Join us for a dedication ceremony and entertainment on August 21 at 1:30 p.m. Find more information about the event here.

Vesterheim traces its history back to Luther College in 1877. Luther President Laur Laursen had a bold and courageous dream—to begin collecting everyday objects of Norwegian immigrants. In line with this dream Laursen’s successor, C.K. Preus, created an open-air display beginning with the Egge-Koren log house. That display was eventually moved from Luther to Vesterheim’s downtown campus and continued to grow.

Now, Vesterheim has re-imagined this open-air display into Heritage Park, an important component of the museum’s collection. In Heritage Park, the museum’s unique historical buildings are showcased within an accessible, landscaped park. Incorporating the Nordic appreciation for nature and outdoor living, Heritage Park better connects Vesterheim to the Decorah community and helps the museum continue to share stories that will inspire and touch many generations to come!

This exciting project not only enhances museum programming but serves as a welcoming and accessible community gathering space as well. The design utilizes a Norwegian forest-and-glade concept, with extensive tree plantings surrounding a scattering of open areas for public gatherings, the interpretation of historic buildings, educational functions, and folk-art classes—there is even a small amphitheater for performances! Heritage Park’s pathways are in compliance with ADA accessibility standards.
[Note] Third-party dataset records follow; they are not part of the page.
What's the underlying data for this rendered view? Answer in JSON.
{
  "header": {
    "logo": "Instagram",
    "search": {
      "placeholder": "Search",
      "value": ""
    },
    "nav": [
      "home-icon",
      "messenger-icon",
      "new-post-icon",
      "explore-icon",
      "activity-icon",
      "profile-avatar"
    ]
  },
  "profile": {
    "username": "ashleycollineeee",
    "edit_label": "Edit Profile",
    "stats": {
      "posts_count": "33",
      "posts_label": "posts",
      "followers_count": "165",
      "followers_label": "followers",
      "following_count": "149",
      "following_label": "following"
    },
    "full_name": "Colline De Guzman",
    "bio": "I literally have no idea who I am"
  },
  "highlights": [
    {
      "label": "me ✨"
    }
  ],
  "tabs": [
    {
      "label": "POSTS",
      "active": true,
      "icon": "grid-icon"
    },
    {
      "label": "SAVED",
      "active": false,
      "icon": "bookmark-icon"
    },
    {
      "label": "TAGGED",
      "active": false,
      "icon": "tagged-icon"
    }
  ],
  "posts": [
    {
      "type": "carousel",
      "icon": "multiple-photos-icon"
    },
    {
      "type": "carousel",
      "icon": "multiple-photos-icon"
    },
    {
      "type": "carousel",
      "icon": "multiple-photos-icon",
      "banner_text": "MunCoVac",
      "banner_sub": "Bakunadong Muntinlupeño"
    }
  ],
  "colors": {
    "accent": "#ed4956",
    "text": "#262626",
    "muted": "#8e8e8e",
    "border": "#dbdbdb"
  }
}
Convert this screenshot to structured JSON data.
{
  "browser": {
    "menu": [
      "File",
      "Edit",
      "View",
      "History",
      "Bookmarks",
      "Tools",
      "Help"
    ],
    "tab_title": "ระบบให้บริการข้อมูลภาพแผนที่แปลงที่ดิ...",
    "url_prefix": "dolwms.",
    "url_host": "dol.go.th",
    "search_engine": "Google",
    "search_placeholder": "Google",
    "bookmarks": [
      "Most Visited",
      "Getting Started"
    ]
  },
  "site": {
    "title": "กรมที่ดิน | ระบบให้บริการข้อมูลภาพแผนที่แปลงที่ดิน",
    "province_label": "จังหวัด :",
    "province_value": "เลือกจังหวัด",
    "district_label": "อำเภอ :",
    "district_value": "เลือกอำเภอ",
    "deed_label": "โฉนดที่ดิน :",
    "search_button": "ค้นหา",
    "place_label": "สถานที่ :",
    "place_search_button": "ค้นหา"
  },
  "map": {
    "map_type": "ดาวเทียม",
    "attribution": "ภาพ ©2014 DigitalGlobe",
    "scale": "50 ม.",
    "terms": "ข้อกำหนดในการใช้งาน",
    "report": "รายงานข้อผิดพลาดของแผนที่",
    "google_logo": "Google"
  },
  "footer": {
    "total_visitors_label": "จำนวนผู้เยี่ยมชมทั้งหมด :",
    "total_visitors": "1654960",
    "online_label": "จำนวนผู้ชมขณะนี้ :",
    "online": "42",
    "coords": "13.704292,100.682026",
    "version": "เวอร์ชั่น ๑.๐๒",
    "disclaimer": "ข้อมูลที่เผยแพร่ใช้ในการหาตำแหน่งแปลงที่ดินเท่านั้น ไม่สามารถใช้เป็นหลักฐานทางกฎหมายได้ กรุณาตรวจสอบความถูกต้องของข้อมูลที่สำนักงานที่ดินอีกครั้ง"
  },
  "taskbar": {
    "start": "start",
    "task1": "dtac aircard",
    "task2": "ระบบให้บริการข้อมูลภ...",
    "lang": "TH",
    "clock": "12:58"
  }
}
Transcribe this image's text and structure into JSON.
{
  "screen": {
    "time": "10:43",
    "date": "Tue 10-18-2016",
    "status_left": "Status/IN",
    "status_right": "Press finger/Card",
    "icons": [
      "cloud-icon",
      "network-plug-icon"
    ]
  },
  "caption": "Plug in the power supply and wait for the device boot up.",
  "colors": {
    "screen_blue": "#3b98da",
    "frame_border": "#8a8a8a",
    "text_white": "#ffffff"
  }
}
The park was designed by Damon Farber, the award-winning landscape architectural firm from Minneapolis, Minnesota, in partnership with Snøhetta, the renowned international architecture and landscape architecture firm with offices in New York City and Oslo, Norway. Heritage Park is part of an overall Master Site Plan created for Vesterheim by Snøhetta. We thank them both for their expertise, guidance, and dedication in creating an awe-inspiring project.

In our Master Planning process, we are making a shift toward sustainability and this is an early step in that direction. The Heritage Park plan recognizes our relationship to the Upper Iowa River, which used to run next to our property, and our continuing responsibility toward it.

The landscaping incorporates many environmentally sensitive elements, thanks to a $100,000 grant from the Iowa Department of Agriculture and Land Stewardship’s Water Quality Initiative (WQI) Urban Conservation Project. Vesterheim worked with Amy Bouska, Eastern Iowa’s Urban Conservation Program Coordinator, on the grant.

As the grant outlines, the plans for Heritage Park implements four primary practices to transform a currently under-utilized, traditional mowed lawn into a densely planted, tree-covered landscape with features that improve filtration, reduce nutrient and sediment runoff, and demonstrate sustainable storm-water management. These practices include soil quality restoration, native landscaping, a bioretention cell, and permeable pavers. Through successful implementation and maintenance, these practices demonstrate the importance of reducing negative impacts contributing to the impaired water conditions of the nearby Upper Iowa River.

Heritage Park would not be possible without some exceptional partners — Margaret A. Cargill Philanthropies, Iowa Department of Agriculture and Land Stewardship’s Water Quality Initiative Urban Conservation Project, the Paul D. Pratt and Marguerite Olson Pratt Fund of InFaith Community Foundation, and Kate Nelson Rattenborg. Vesterheim has also received funding from Winneshiek County Community Foundation and Humanities Iowa for interpretive signs.

The primary contractor for the project is 2nd Nature Landscaping, Bloomington, Minnesota, and other contractors include Skyline Construction, Inc., Wicks Construction, Perry Novak Electric, and Stevenson Tree Care, all of Decorah.

The history and 360 degrees images of each Heritage Park building are available here.